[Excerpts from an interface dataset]
────────

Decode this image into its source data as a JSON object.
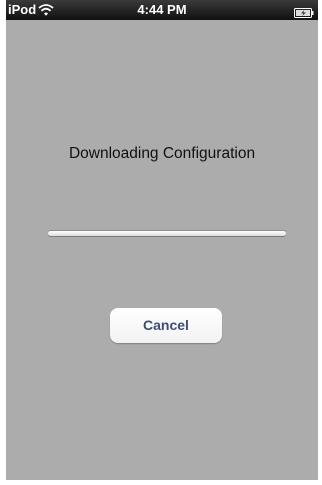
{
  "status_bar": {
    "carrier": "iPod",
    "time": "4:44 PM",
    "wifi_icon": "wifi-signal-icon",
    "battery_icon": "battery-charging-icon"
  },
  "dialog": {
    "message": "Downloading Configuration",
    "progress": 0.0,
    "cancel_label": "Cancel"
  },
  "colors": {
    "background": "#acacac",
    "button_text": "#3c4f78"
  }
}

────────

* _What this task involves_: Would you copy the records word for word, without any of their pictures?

* _Task output_:
Decode this image into its source data as a JSON object.
{
  "status_bar": {
    "carrier": "iPod",
    "time": "4:44 PM",
    "wifi_icon": "wifi-signal-icon",
    "battery_icon": "battery-charging-icon"
  },
  "dialog": {
    "message": "Downloading Configuration",
    "progress": 0.0,
    "cancel_label": "Cancel"
  },
  "colors": {
    "background": "#acacac",
    "button_text": "#3c4f78"
  }
}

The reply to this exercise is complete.